DATA FOR PROCESSING section start

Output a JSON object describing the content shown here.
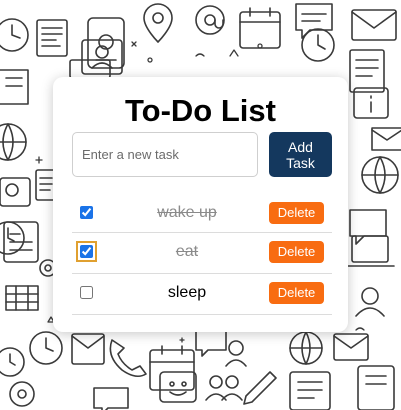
{
  "app": {
    "title": "To-Do List"
  },
  "input": {
    "placeholder": "Enter a new task",
    "value": ""
  },
  "add_button": {
    "label": "Add Task"
  },
  "tasks": [
    {
      "text": "wake up",
      "completed": true,
      "focused": false,
      "delete_label": "Delete"
    },
    {
      "text": "eat",
      "completed": true,
      "focused": true,
      "delete_label": "Delete"
    },
    {
      "text": "sleep",
      "completed": false,
      "focused": false,
      "delete_label": "Delete"
    }
  ],
  "colors": {
    "add_button": "#14385e",
    "delete_button": "#f86c11",
    "completed_text": "#8a8a8a",
    "focus_ring": "#e0a030"
  }
}
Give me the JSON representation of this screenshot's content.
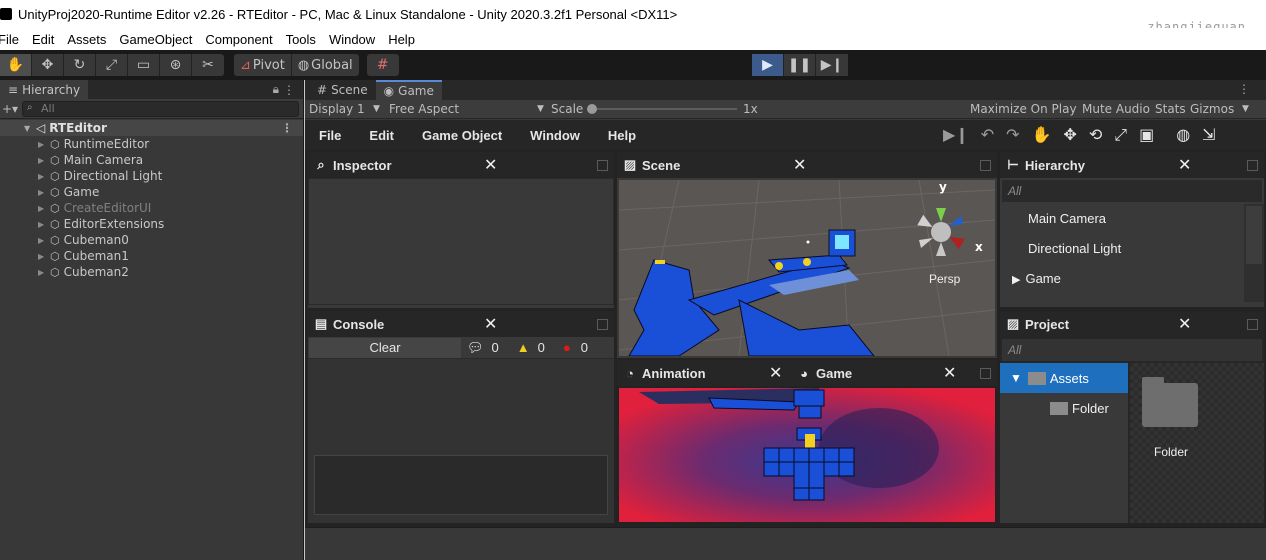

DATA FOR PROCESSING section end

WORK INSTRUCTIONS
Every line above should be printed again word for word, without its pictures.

SOLUTION TO THE PROBLEM
Output a JSON object describing the content shown here.
{
  "app": {
    "title": "To-Do List"
  },
  "input": {
    "placeholder": "Enter a new task",
    "value": ""
  },
  "add_button": {
    "label": "Add Task"
  },
  "tasks": [
    {
      "text": "wake up",
      "completed": true,
      "focused": false,
      "delete_label": "Delete"
    },
    {
      "text": "eat",
      "completed": true,
      "focused": true,
      "delete_label": "Delete"
    },
    {
      "text": "sleep",
      "completed": false,
      "focused": false,
      "delete_label": "Delete"
    }
  ],
  "colors": {
    "add_button": "#14385e",
    "delete_button": "#f86c11",
    "completed_text": "#8a8a8a",
    "focus_ring": "#e0a030"
  }
}
Give me the JSON representation of this screenshot's content.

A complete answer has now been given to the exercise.